Emmanuel Maurel from the European United Left/Nordic Green Left (GUE/NGL) political group, pointed out that CETA "has provisionally been in force for almost three years pending ratification by the Member States."
Just over half - 14 - have already ratified the deal, but ratification is still pending in the rest, including Cyprus after its parliament vetoed the move on 31 July.
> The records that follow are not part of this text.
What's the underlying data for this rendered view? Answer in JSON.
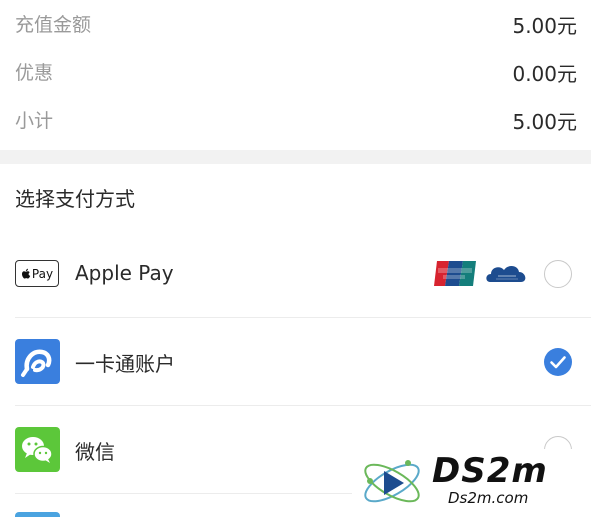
{
  "summary": {
    "rows": [
      {
        "label": "充值金额",
        "value": "5.00元"
      },
      {
        "label": "优惠",
        "value": "0.00元"
      },
      {
        "label": "小计",
        "value": "5.00元"
      }
    ]
  },
  "payment": {
    "section_title": "选择支付方式",
    "methods": [
      {
        "name": "Apple Pay",
        "badge_text": "Pay",
        "selected": false,
        "extra_logos": [
          "unionpay-icon",
          "quickpass-icon"
        ]
      },
      {
        "name": "一卡通账户",
        "selected": true
      },
      {
        "name": "微信",
        "selected": false
      }
    ]
  },
  "colors": {
    "accent": "#3a7fde",
    "wechat": "#5cc73a",
    "card_icon": "#3a7fde"
  },
  "watermark": {
    "big": "DS2m",
    "small": "Ds2m.com"
  }
}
Cypriot lawmakers contend that CETA does not offer enough protection to its halloumi cheese since it is not a registered EU geographical indication.
The European Union has temporarily suspended the entry of Argentinean lemon and oranges Citrus limon (L.) N. Burm.f. and Citrus sinensis (L.) Osbeck, alleging that citrus black spot (CBS) - Phyllosticta citricarpa - was found in imported bulk during inspections carried on in May, June, July and the first week of August this year.
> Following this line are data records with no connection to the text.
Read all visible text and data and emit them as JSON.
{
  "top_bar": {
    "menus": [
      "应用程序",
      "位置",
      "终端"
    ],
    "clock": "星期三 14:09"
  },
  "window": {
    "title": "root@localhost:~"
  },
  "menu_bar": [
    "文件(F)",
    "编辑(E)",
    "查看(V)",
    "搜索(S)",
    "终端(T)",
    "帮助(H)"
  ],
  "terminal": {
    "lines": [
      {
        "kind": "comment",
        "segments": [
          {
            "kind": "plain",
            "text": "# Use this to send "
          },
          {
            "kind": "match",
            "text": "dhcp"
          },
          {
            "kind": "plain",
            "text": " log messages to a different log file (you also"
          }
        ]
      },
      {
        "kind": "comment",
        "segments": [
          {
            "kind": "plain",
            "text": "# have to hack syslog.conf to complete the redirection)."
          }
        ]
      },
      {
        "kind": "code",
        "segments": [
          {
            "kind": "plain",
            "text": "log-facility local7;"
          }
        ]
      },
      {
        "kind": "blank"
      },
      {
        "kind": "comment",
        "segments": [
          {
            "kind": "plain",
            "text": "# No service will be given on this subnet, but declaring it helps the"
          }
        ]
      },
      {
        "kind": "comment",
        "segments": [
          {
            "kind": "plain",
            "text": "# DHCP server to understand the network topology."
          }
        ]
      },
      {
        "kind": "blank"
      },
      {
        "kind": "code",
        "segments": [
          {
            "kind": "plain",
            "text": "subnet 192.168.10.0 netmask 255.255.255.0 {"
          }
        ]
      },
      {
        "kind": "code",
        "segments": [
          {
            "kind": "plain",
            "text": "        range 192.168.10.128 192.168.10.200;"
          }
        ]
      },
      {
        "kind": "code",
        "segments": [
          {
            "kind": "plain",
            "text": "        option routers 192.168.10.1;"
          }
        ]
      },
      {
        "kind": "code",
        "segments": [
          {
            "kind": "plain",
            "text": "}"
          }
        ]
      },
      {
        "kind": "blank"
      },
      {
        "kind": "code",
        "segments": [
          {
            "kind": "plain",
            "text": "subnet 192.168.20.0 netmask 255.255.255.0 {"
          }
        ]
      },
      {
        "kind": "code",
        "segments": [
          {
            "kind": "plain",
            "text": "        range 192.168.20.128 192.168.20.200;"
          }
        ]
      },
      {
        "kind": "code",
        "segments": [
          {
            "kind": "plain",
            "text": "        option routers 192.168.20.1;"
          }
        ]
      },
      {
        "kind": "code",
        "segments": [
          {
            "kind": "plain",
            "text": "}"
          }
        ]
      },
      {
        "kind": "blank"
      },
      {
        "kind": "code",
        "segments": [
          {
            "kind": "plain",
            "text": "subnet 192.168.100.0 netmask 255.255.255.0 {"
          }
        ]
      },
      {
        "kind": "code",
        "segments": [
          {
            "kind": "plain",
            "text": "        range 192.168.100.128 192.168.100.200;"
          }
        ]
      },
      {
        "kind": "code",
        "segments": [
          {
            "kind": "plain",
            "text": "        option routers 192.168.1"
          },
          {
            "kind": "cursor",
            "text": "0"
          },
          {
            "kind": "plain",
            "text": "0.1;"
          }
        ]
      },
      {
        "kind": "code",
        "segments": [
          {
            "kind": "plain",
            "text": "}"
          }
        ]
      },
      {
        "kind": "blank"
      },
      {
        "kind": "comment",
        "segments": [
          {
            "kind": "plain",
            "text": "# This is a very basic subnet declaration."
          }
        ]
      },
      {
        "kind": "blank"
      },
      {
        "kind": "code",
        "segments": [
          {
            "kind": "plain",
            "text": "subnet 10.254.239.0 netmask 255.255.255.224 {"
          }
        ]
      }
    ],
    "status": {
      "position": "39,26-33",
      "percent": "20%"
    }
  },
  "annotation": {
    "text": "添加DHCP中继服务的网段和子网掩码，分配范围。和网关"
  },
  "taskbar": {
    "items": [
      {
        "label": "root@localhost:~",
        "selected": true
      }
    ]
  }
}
The ban, imposed on 16 August, will remain in place until 31 April 2021 for the specified citrus fruit "regardless [that] the raw material is destined to the juice processing industry or other issues," as stated in the Official Journal of the European Union.
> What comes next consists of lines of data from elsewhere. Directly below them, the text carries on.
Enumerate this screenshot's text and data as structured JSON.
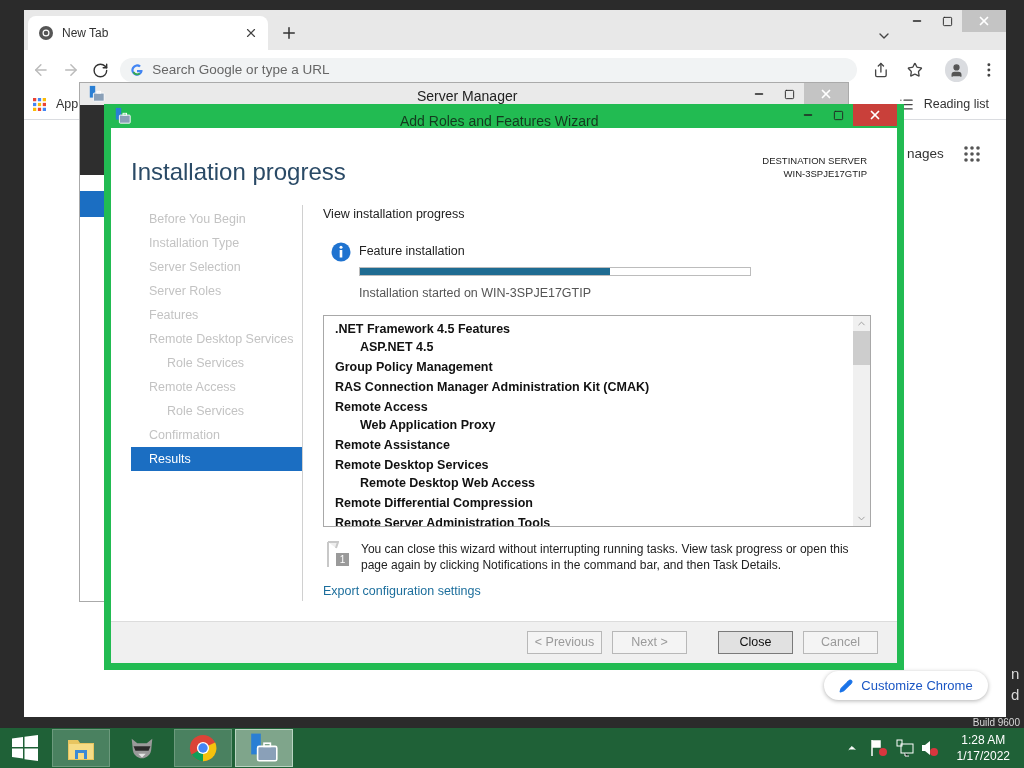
{
  "desktop": {
    "watermark": [
      "n",
      "d",
      "Build 9600"
    ]
  },
  "browser": {
    "tab": {
      "title": "New Tab",
      "selected": true
    },
    "omnibox": {
      "placeholder": "Search Google or type a URL"
    },
    "bookmarks": {
      "apps": "App",
      "reading_list": "Reading list"
    },
    "page": {
      "images_link": "nages",
      "customize_button": "Customize Chrome"
    }
  },
  "server_manager": {
    "title": "Server Manager"
  },
  "wizard": {
    "title": "Add Roles and Features Wizard",
    "heading": "Installation progress",
    "destination": {
      "label": "DESTINATION SERVER",
      "server": "WIN-3SPJE17GTIP"
    },
    "steps": [
      {
        "label": "Before You Begin",
        "selected": false,
        "disabled": true
      },
      {
        "label": "Installation Type",
        "selected": false,
        "disabled": true
      },
      {
        "label": "Server Selection",
        "selected": false,
        "disabled": true
      },
      {
        "label": "Server Roles",
        "selected": false,
        "disabled": true
      },
      {
        "label": "Features",
        "selected": false,
        "disabled": true
      },
      {
        "label": "Remote Desktop Services",
        "selected": false,
        "disabled": true,
        "children": [
          {
            "label": "Role Services",
            "selected": false,
            "disabled": true
          }
        ]
      },
      {
        "label": "Remote Access",
        "selected": false,
        "disabled": true,
        "children": [
          {
            "label": "Role Services",
            "selected": false,
            "disabled": true
          }
        ]
      },
      {
        "label": "Confirmation",
        "selected": false,
        "disabled": true
      },
      {
        "label": "Results",
        "selected": true,
        "disabled": false
      }
    ],
    "section_title": "View installation progress",
    "progress": {
      "label": "Feature installation",
      "level": 0.64,
      "status": "Installation started on WIN-3SPJE17GTIP"
    },
    "features": [
      {
        "label": ".NET Framework 4.5 Features",
        "children": [
          {
            "label": "ASP.NET 4.5"
          }
        ]
      },
      {
        "label": "Group Policy Management"
      },
      {
        "label": "RAS Connection Manager Administration Kit (CMAK)"
      },
      {
        "label": "Remote Access",
        "children": [
          {
            "label": "Web Application Proxy"
          }
        ]
      },
      {
        "label": "Remote Assistance"
      },
      {
        "label": "Remote Desktop Services",
        "children": [
          {
            "label": "Remote Desktop Web Access"
          }
        ]
      },
      {
        "label": "Remote Differential Compression"
      },
      {
        "label": "Remote Server Administration Tools"
      }
    ],
    "note": "You can close this wizard without interrupting running tasks. View task progress or open this page again by clicking Notifications in the command bar, and then Task Details.",
    "note_badge": "1",
    "export_link": "Export configuration settings",
    "buttons": [
      {
        "label": "< Previous",
        "disabled": true,
        "focused": false
      },
      {
        "label": "Next >",
        "disabled": true,
        "focused": false
      },
      {
        "label": "Close",
        "disabled": false,
        "focused": true
      },
      {
        "label": "Cancel",
        "disabled": true,
        "focused": false
      }
    ]
  },
  "taskbar": {
    "apps": [
      {
        "kind": "explorer",
        "running": true,
        "active": false
      },
      {
        "kind": "raccoon",
        "running": false,
        "active": false
      },
      {
        "kind": "chrome",
        "running": true,
        "active": false
      },
      {
        "kind": "servermanager",
        "running": true,
        "active": true
      }
    ],
    "clock": {
      "time": "1:28 AM",
      "date": "1/17/2022"
    }
  }
}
COVID hits more meat plants
BP Food Group confirmed last week that eight employees at their meat factory in Tipperary, Ireland, had tested positive for COVID-19.
Following a single confirmed case the previous week (13 August), ABP Food Group said seven more workers at their meat processing site in Cahir had tested positive for the coronavirus.
ABP Cahir's assessment protocols following the first case meant that close contacts of the worker concerned were subsequently tested by Ireland's Health Service Executive (HSE).
Meanwhile, in Demark, Danish Crown pushed ahead with plans to reopen one of its plants in Denmark after retesting hundreds of employees for COVID-19.
The Ringsted facility closed the previous week after around 150 employees tested positive for the virus. Danish Crown has since carried out further tests - with two more cases emerging on Monday of last week.
Greek Conservative member of the European Parliament (MEP), Emmanouil Fragkos, pressed the European Commission to help market gardeners and greenhouse growers suffering from the COVID-19 crisis.
"Market gardeners and greenhouse growers in the municipality of Ierapetra in Crete are complaining that, despite the enormous damage they have sustained because of the COVID-19 pandemic, they have not, to date, received any financial support," wrote Fragkos introducing a written question on "Direct financial support to greenhouse growers necessitated by COVID-19."
Animal welfare concerns
In France, the government launched an investigation into the abuse of ducks on a farm that produces fois gras, after images of showed the presence of dead birds, maggots and rats.
The Ministry for Agriculture said that on 19 August, government officials visited the farm identified in secret footage from animal rights activists and were able to confirm some of the abuses as well as breaches of welfare regulations. A veterinarian was due to arrive on 20 August to examine the condition of the birds and take the necessary protective measures.
Coming up next week will be an informal meeting of EU agriculture ministers from 30 August to 1 September with animal welfare high on the agenda and mandatory labelling a key point.
The meeting will be hosted in Berlin by German Agriculture Minister Julia Klöckner, as part of her country's current six months' reign in the EU Council presidency, where she will lead discussions on the European Commission's plan to tighten EU rules around livestock transport to third countries.
- Senate appropriators issue FY21 spending plan for USDA, FDA
- Webcast: US Hogs and Poultry Margin Impacts of High Corn and Soybean Meal Prices
- Wildfires: Impact on the Australian and Californian agricultural industries
- Webcast: Pre-WASDE Expectations and IHS Markit November Crop Report
- Booming Italian frozen food sales
- US says EU’s Farm to Fork Strategy could leave 185 million people hungry
- US blocks selection of Nigeria’s Okonjo-Iweala to lead WTO
- Whitepaper: COVID-19 and Brexit Impacts on the UK Food Supply Chain this Winter